management and that communications and public affairs want to retain
ownership of anything around social media, effectively blocking any
- Almost none of the clients I met is looking at social media as additional tools for individual employees to get their job done.
- In a few cases I have found a worrying confusion between cloud initiatives and social media ones, as if the former were a precondition
for the latter
- The CTO from a vendor organization who had attended the O’Reilly’s Gov 2.0 Summit in Washington DC reported that attendance had considerably shrunk from last year.
I would suggest anyone reading this click on the “Full Story” at the bottom and view the comments at the bottom of the page, as there was significant disagreement from the Federal innovation community on the assertions in this post.
Justin, a bunch of web 2.0 geeks attending an unconference won’t move SES-er’s, for whom Gartner a**-covering justifies their bonuses.
Andrea Di Maio has responded:
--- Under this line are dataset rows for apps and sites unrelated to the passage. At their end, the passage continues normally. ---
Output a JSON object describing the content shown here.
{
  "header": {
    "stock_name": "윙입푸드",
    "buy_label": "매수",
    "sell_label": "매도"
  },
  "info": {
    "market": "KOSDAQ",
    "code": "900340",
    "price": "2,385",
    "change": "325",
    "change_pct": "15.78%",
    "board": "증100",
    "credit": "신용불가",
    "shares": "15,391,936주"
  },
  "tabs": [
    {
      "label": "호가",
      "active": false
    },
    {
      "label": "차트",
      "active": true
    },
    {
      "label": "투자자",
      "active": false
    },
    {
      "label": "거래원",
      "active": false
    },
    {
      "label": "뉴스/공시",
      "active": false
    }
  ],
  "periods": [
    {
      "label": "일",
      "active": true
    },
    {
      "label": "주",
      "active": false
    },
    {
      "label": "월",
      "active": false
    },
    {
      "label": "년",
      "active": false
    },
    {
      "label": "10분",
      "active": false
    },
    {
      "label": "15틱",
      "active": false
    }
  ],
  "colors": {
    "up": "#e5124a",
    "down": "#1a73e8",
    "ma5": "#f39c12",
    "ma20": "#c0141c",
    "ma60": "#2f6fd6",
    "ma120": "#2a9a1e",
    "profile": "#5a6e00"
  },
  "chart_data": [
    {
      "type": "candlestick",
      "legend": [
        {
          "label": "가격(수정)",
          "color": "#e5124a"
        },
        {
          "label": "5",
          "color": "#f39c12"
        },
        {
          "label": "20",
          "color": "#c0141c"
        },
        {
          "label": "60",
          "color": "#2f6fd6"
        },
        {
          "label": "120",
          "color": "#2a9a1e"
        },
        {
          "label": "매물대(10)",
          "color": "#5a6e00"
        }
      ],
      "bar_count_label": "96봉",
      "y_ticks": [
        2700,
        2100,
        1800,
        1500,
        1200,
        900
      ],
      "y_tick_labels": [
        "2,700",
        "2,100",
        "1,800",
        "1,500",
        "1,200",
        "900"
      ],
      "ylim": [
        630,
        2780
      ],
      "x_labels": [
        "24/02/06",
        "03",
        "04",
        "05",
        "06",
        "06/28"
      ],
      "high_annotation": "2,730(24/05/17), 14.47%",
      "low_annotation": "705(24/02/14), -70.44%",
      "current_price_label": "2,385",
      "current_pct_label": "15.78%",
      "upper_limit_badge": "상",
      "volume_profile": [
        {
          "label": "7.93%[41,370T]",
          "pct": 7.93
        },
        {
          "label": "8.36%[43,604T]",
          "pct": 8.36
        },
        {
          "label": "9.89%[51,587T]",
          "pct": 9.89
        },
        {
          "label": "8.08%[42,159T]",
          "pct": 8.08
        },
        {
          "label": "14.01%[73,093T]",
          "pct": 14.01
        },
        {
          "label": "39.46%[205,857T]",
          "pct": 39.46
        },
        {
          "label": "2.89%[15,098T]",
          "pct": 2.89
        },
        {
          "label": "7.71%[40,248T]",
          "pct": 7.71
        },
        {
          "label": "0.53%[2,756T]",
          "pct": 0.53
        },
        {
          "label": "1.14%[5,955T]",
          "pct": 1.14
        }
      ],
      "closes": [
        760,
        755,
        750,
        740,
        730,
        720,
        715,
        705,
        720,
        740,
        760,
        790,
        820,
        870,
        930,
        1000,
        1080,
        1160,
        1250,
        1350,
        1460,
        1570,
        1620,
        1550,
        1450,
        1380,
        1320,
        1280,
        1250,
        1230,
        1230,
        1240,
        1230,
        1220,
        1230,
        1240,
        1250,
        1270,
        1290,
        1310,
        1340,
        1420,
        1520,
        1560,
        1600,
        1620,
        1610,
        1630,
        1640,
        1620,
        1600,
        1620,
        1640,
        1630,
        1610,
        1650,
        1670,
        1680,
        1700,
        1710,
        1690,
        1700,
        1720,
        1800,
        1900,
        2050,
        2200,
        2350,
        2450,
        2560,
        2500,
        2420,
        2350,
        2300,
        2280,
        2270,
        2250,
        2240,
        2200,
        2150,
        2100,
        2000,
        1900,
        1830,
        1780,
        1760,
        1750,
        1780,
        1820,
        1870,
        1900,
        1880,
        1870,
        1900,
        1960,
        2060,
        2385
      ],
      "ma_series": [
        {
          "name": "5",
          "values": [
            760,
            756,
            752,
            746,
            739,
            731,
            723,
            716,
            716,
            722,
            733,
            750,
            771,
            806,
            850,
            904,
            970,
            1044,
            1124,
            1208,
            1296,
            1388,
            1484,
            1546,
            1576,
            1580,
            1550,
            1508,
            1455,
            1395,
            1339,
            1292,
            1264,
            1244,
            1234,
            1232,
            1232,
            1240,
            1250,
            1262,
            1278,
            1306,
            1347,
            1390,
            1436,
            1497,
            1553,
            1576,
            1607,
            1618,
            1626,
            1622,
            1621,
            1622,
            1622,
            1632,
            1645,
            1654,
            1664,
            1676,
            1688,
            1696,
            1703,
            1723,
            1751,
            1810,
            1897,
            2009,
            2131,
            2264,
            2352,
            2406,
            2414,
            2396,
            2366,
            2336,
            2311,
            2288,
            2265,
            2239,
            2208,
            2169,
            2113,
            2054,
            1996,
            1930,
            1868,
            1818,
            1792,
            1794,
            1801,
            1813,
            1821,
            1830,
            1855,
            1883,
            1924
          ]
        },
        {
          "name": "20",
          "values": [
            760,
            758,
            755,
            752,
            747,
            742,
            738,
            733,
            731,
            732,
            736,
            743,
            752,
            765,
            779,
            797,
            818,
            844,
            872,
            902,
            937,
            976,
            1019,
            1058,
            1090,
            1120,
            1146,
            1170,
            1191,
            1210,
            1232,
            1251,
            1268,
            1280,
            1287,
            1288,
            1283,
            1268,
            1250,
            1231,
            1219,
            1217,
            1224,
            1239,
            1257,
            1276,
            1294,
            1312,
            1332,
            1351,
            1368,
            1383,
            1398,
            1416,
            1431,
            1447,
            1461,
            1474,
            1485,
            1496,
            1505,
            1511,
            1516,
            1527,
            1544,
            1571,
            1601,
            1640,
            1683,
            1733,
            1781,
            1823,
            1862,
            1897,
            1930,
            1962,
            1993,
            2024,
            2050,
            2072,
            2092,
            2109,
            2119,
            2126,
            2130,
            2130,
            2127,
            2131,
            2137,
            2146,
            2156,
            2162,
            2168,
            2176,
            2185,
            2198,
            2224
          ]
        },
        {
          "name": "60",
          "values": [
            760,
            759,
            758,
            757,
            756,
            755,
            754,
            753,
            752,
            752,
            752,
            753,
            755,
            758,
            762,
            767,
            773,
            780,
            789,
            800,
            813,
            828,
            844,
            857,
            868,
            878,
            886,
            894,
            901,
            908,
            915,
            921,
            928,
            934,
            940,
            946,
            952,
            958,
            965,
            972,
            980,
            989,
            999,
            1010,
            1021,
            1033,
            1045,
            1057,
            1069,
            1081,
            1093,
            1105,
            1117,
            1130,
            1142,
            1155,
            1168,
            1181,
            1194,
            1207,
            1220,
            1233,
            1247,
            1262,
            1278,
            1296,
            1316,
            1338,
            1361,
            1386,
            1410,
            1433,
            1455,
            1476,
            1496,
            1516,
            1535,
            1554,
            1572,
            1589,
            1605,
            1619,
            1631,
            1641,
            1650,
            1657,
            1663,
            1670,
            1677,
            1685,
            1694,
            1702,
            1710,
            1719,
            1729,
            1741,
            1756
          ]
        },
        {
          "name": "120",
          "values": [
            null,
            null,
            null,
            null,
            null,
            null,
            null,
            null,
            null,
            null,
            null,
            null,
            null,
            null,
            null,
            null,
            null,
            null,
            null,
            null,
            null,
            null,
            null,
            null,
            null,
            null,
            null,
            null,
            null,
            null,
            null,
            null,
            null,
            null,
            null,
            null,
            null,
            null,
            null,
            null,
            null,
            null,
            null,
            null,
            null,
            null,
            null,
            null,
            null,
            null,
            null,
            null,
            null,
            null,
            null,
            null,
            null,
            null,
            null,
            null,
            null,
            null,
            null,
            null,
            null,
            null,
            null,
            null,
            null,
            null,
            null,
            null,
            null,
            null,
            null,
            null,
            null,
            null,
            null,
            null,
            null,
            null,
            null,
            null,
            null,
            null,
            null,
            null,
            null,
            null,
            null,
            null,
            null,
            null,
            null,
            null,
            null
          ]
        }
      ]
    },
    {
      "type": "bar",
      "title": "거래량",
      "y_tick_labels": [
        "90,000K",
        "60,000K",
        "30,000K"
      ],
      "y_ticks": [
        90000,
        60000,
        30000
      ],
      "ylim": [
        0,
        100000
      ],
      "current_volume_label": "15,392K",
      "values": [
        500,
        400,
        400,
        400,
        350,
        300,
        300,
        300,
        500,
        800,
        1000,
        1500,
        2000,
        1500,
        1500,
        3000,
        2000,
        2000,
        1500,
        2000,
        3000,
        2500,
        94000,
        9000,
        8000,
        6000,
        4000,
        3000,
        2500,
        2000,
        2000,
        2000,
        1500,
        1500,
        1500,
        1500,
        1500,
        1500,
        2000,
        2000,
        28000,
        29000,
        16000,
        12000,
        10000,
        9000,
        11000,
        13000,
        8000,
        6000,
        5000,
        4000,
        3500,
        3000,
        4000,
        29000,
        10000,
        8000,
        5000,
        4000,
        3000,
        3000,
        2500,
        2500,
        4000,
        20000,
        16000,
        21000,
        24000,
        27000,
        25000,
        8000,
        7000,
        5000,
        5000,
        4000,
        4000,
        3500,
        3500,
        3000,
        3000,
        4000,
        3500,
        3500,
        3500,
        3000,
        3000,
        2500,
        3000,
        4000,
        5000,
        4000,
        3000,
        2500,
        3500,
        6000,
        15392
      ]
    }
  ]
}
I do like people to have strong opinions and exhibit passion in an online dialogue. And it is quite clear to me that there is a growing divide between those who evangelize about and drive government 2.0 transformation, and other people in government, who are either followers by nature or simply more cautious in prioritizing their efforts. The problem is that the latter are also those who will be the real users and enablers of government 2.0 going forward.
Full response at http://blogs.gartner.com/andrea_dimaio/2010/10/27/toward-a-more-balanced-view-of-government-2-0/
Tim, I like your definition of a**-covering 🙂
Thanks for mentioning my response. I just wanted to highlight that I have the pleasure of meeting lots of people, and those I met at Symposium were just a fraction. My sense is that gov 2.0 is trapped in between web 2.0 geeks (let me say, the first generation, more enthusiastic and somewhat genuine) and politicians & consultants with personal agendas and vested interest. I for one insist that the value of gov 2.0 will come from the most unlikely corners, and one must nurture bottom-up approaches. At the same time I call for caution on spending lots of money on open gov plans and pushing data out and building social media channels with a traditional top-down, strategic-planning approach that creates headlines, pays consulting fees but may not lead to value creation.